**Exercise goal**
Going through the entries below, count each line that holds "hours" and give only the total.

Data about app and page elements
• • • •
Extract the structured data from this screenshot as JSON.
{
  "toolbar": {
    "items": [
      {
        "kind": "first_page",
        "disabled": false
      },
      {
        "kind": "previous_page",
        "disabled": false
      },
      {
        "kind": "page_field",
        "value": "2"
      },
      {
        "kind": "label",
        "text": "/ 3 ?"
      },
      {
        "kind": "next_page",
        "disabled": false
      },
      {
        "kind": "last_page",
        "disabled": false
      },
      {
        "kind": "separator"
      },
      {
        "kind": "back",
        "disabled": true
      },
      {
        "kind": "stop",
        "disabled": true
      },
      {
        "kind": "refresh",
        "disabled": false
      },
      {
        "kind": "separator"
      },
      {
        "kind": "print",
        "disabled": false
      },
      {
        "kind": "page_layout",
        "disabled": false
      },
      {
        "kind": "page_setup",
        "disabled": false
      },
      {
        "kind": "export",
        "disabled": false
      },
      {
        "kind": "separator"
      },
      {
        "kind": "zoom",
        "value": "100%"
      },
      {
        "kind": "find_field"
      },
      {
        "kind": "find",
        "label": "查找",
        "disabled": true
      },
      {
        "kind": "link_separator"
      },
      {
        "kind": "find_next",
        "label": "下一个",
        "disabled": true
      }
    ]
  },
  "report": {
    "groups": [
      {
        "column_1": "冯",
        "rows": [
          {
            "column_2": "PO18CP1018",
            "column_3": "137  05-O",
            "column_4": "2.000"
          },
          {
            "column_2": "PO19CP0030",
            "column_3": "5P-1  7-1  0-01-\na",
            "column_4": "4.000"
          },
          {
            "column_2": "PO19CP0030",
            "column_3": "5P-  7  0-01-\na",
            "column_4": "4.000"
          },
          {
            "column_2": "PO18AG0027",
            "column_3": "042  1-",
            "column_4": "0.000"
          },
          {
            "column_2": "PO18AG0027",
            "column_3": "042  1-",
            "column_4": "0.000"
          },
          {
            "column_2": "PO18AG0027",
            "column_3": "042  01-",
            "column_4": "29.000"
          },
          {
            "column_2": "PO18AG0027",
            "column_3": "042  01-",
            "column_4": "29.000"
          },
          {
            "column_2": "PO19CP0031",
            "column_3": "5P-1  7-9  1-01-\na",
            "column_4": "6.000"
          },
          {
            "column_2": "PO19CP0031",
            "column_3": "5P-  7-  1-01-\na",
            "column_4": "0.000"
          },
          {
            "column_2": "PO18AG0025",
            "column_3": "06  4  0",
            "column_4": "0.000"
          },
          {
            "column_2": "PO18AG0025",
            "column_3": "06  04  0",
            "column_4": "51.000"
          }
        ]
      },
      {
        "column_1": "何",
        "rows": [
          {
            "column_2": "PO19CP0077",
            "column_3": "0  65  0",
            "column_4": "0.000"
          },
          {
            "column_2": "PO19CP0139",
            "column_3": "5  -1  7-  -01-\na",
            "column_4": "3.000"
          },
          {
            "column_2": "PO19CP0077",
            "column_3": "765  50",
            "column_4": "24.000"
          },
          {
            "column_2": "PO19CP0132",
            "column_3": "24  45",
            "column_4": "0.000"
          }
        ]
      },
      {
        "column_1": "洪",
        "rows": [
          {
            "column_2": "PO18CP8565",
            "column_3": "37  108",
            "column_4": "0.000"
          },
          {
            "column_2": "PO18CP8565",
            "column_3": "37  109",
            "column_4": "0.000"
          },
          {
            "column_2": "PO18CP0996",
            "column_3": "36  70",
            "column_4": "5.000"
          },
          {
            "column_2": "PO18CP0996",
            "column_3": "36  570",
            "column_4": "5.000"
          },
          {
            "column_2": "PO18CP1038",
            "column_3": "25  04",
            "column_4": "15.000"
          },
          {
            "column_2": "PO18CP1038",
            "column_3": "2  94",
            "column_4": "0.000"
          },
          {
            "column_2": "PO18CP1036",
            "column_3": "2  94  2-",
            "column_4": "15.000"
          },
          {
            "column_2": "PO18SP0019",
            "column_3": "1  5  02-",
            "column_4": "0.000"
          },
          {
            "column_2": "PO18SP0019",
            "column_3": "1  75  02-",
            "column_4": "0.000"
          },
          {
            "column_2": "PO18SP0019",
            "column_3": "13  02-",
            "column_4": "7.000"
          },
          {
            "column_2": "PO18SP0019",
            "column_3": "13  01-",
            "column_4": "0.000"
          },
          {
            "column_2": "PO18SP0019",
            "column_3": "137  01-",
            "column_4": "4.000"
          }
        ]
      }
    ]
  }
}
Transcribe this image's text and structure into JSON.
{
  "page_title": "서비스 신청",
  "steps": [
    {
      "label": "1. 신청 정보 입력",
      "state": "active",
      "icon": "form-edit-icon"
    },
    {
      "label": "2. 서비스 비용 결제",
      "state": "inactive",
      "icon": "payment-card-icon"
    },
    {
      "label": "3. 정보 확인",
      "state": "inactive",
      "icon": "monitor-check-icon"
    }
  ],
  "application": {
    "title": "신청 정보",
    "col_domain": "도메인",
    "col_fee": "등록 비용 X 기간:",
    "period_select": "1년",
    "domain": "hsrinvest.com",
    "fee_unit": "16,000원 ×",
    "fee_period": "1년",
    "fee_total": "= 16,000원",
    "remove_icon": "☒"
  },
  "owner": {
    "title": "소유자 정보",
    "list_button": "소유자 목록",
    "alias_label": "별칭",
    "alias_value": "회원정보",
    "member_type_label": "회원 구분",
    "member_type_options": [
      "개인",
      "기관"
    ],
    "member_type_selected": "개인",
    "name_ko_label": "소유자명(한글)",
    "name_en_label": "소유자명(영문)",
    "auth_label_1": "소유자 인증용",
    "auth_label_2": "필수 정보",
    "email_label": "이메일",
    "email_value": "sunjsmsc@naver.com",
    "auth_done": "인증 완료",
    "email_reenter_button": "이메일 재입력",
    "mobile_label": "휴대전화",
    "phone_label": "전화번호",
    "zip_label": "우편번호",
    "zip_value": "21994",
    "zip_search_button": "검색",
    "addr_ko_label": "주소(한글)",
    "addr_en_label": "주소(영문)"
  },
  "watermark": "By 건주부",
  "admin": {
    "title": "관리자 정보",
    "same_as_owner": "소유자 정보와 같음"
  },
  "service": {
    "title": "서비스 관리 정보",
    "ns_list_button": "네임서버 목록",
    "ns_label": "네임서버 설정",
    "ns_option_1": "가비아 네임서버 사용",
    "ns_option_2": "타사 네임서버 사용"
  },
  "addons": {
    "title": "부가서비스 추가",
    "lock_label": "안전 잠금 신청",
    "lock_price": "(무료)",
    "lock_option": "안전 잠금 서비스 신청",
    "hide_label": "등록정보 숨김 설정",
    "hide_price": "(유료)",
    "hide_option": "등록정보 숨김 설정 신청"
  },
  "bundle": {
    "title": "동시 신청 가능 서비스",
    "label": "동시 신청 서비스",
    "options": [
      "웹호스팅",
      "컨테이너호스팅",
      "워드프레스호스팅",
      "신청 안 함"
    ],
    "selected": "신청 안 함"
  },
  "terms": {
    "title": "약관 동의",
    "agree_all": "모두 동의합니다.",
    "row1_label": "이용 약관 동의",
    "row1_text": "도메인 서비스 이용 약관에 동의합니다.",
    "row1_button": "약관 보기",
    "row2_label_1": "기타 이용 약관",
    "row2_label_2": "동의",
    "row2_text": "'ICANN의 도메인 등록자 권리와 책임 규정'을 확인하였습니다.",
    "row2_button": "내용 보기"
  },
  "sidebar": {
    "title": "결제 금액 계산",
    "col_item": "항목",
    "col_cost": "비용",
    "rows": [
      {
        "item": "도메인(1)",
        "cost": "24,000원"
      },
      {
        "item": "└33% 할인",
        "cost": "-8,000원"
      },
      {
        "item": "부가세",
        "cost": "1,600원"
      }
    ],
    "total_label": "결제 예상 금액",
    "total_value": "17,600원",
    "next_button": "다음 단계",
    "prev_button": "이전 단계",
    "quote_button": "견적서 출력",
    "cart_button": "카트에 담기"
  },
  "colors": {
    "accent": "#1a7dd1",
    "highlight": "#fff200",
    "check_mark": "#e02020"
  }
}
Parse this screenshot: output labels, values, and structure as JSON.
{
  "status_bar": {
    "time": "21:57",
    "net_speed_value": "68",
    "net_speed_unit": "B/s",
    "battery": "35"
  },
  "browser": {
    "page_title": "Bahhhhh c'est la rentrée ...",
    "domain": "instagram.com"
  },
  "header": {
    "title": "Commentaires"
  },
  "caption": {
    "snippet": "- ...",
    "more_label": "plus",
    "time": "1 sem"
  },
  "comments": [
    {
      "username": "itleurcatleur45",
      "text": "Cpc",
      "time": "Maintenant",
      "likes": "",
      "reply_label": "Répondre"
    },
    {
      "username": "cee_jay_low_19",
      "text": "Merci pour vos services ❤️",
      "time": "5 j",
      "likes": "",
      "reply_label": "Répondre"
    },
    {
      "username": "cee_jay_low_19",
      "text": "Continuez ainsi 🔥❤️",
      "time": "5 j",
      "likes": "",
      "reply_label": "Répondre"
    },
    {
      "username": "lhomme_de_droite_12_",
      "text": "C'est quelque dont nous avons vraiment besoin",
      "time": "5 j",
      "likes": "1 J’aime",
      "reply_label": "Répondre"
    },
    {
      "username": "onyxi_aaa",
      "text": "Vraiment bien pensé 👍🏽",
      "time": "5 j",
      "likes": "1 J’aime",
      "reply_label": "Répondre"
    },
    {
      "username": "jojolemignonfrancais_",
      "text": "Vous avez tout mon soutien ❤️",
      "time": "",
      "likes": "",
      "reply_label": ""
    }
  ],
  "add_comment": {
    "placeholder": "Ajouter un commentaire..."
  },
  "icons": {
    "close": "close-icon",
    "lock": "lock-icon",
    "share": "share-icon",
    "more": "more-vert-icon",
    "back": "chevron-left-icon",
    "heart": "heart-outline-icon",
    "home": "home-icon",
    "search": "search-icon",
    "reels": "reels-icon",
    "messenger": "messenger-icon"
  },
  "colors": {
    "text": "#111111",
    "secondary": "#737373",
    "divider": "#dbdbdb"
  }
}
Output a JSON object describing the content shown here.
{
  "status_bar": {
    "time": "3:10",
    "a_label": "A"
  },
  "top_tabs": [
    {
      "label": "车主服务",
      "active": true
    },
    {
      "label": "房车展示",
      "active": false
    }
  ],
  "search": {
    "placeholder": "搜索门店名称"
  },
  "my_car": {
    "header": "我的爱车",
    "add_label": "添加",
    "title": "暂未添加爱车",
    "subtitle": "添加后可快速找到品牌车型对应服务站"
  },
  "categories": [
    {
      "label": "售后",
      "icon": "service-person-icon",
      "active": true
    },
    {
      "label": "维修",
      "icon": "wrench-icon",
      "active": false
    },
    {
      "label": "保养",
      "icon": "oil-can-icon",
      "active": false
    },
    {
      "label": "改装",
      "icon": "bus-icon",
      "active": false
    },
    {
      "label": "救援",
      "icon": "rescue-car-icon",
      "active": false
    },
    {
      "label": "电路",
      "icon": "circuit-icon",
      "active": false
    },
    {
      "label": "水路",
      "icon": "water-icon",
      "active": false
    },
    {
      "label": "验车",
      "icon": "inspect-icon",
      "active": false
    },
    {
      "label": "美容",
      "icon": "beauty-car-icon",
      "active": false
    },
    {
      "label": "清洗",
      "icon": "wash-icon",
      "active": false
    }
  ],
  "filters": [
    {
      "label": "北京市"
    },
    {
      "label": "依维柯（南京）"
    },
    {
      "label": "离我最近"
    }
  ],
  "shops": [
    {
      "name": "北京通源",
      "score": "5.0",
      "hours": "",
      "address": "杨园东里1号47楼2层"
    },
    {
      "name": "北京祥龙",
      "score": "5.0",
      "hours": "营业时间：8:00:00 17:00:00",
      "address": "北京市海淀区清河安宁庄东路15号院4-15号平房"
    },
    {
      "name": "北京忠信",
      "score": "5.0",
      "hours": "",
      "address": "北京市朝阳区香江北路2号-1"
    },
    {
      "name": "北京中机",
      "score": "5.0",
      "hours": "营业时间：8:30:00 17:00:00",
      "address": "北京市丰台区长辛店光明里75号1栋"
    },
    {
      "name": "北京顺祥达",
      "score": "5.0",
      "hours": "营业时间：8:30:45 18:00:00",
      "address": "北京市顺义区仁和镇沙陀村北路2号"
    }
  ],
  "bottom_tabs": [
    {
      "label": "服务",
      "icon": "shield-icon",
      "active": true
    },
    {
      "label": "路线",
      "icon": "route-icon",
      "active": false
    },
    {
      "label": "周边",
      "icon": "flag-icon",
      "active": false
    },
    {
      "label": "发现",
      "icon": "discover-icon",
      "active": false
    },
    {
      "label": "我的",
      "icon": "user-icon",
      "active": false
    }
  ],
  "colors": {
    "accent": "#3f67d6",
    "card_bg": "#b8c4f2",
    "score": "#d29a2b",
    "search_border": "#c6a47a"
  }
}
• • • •
**Task answer**
5